After a course in local archaeology taught by Jay von Werlhof in 1969 at Cuesta College, Luther joined the newly formed San Luis Obispo County Archaeological Society where he continues to be a member and serves on the Board of Directors.
Betsy has been a member of SLOCAS since moving to San Luis Obispo in 1969. She has served on the board since the early 1970s in a variety of capacities as well as operating the Hollister Adobe Museum on the Cuesta College Campus for over 35 years. Since 1991, Betsy has been a partner in Bertrando & Bertrando Research Consultants. She is very old.
Editor, The Artifact
Raised in various places in the Midwest, Chris moved to Berkeley in 1962. She received her education from the University of Minnesota and worked as a Radiologic Technologist at the University of Minnesota Research Hospital. Chris assisted in archaeological research on Santa Cruz Island in 1968, has visited archaeological sites throughout the world and was a member of the first American archaeological delegation to China in 1990.
Kate Ballantyne is a San Luis Obispo County native, who received a B.S. in Soil Science from Cal Poly SLO, and an M.A. in Anthropology from UC Santa Barbara. She works for the County of San Luis Obispo Public Works Department as the Environmental Division Manager. In her spare time, she enjoys coaching youth sports, trail running with her dog, and trying to keep up with her two young sons.
A native of Minneapolis, Allison earned her BA in Anthropology and Art History from the University of Minnesota, and continued with graduate studies in Historic Preservation through the University of Oregon. She’s currently staff archaeologist at Cultural Resource Management Services in Paso Robles.

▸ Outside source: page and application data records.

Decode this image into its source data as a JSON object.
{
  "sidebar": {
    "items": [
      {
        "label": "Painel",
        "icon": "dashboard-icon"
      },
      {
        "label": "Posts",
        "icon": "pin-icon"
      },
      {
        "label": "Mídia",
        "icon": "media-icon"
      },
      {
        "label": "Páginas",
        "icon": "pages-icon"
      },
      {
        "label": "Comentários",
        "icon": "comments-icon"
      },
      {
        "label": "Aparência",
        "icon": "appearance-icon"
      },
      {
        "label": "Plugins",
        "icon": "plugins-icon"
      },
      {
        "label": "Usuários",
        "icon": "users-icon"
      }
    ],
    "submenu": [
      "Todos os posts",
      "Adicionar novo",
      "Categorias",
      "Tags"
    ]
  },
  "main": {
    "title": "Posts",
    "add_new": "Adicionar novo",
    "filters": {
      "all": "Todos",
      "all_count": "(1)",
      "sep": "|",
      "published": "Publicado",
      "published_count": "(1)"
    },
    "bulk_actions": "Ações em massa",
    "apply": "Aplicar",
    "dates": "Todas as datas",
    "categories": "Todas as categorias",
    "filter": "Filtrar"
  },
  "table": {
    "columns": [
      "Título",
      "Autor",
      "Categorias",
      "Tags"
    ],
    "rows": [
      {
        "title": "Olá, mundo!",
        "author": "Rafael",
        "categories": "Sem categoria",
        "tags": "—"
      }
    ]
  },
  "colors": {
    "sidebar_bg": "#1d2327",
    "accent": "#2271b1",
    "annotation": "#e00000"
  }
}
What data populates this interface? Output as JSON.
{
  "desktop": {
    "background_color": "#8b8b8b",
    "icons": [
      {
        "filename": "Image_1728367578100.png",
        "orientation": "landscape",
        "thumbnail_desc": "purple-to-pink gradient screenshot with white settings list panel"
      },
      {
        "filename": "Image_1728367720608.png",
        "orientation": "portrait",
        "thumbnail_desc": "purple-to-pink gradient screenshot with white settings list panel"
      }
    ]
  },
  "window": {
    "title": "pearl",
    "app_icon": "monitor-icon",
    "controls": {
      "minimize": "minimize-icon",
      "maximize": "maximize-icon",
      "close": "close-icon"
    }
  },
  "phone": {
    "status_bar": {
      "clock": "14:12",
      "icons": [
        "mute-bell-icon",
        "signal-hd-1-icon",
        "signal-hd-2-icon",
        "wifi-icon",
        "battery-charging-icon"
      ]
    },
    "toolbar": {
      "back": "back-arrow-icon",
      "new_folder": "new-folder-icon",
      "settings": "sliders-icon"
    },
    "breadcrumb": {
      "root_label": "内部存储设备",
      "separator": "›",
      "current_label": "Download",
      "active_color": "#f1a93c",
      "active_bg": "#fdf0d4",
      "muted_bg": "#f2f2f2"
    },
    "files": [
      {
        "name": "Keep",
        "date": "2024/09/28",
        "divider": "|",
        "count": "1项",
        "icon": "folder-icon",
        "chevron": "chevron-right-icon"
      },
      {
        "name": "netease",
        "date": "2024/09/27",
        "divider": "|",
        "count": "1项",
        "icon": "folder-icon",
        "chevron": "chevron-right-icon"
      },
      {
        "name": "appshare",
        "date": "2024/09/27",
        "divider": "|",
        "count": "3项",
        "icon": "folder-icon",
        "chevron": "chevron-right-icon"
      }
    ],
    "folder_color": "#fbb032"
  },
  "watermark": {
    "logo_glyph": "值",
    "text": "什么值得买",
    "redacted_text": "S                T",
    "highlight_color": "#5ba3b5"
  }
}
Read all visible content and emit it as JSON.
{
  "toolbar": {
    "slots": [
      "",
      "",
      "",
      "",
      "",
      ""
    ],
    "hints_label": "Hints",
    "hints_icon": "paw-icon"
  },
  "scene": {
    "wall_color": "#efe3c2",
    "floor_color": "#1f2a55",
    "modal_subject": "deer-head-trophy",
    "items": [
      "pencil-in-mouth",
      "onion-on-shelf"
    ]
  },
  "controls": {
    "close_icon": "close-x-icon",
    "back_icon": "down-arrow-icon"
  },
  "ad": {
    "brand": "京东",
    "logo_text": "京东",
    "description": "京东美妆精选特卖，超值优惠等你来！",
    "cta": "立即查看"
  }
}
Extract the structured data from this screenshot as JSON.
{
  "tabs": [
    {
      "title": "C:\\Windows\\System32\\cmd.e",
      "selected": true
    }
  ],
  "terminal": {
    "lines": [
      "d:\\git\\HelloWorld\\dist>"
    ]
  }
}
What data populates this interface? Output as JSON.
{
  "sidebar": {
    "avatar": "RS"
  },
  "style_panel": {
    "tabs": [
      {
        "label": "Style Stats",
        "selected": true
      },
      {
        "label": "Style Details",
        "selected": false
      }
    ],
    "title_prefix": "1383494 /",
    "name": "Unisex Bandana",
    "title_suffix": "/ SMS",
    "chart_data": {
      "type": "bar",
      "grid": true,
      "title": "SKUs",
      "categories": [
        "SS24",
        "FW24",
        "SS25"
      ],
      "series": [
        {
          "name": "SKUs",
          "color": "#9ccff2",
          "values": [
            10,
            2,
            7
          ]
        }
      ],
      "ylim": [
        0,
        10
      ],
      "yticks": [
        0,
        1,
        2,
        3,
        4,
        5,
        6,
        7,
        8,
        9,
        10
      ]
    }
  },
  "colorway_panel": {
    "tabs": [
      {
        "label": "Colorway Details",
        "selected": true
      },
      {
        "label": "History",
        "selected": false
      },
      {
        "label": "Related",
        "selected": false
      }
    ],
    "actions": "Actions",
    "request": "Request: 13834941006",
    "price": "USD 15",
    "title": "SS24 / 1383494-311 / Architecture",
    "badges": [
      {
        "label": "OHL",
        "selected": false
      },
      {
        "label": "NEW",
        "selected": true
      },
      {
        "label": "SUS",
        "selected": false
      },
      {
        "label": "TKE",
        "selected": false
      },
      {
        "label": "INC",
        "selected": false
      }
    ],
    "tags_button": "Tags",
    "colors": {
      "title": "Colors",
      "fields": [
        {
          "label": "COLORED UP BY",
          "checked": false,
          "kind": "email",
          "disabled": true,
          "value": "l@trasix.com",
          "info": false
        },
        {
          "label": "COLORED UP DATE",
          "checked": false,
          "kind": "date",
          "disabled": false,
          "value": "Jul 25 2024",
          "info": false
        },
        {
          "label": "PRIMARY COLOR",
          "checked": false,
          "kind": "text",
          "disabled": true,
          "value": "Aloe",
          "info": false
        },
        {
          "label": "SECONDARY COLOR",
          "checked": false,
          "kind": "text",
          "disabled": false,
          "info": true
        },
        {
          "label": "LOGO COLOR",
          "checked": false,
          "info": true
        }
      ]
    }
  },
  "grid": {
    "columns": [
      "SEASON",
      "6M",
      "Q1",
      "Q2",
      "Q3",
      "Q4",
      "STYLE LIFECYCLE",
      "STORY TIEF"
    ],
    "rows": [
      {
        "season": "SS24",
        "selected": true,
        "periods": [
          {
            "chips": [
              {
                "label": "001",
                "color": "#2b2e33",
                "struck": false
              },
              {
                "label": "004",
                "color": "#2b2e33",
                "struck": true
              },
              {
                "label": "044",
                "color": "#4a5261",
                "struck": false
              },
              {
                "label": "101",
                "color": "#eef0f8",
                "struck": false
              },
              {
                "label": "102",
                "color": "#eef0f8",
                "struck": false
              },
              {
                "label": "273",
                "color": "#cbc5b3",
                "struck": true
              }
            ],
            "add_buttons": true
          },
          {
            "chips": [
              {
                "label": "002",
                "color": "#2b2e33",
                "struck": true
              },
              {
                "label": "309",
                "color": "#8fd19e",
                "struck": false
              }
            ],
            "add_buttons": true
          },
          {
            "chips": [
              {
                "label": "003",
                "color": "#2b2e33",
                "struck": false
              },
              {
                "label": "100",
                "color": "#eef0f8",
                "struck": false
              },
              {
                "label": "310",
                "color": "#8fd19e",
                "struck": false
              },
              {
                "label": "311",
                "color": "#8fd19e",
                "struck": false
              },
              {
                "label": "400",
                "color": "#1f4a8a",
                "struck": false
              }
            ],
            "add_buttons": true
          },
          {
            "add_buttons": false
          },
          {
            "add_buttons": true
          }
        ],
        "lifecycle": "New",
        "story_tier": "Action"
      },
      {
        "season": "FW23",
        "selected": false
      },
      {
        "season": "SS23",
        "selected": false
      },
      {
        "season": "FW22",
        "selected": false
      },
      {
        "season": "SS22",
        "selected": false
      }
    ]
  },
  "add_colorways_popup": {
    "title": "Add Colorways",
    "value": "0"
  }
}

Allison enjoys watching her daughter dance, her son play football and baseball, flying with her husband, distance running, and experimenting in her garden and kitchen.
Looking back, it is now clear to me that I unwittingly cemented a career trajectory in archaeology in 1992 when I purchased a 1979 VW Bus. Transportation, office, sleeping quarters, dining room — perfect for all those years of chasing archaeology projects across California, Nevada, and Oregon. I am extremely fortunate to have settled on the Central Coast of California and be active in the archaeological community by being a member of SLOCAS, the base archaeologist at Vandenberg AFB, and by maintaining many of those archaeology friendships established way back when I was driving that old VW Bus.
Ann Munns joined the board in 2012. A native of Iowa, Ann earned a B.A. in Biology and Anthropology at the University of Northern Iowa and an M.A. in Anthropology (Archaeology Emphasis) at UC Santa Barbara. Since 1999 she has worked for Applied EarthWorks in Lompoc and now serves as Manager and Senior Archaeologist/Laboratory Director.
Christina MacDonald is the Collections Manager for SLOCAS’ Research and Collections Facility. She holds a B.A. in Anthropology from UCLA and an M.A. in Cultural Resources Management from Sonoma State University. She is an archaeologist for Caltrans District 5’s Central Coast Specialist Branch in the Environmental Planning Department. She enjoys time spent with her family and her growing menagerie of animals.
Growing up in Nipomo, CA, Doug enjoyed visiting Oso Flaco Lake with his family and feels a special connection to the beautiful natural areas of the Central Coast. Doug holds a Bachelor of Arts in History from California State University Channel Islands as well as a California Secondary Social Science Teaching Credential and a Master of Arts in History from Cal Poly San Luis Obispo. Doug is also an accomplished author and has a background in the field of environmental history.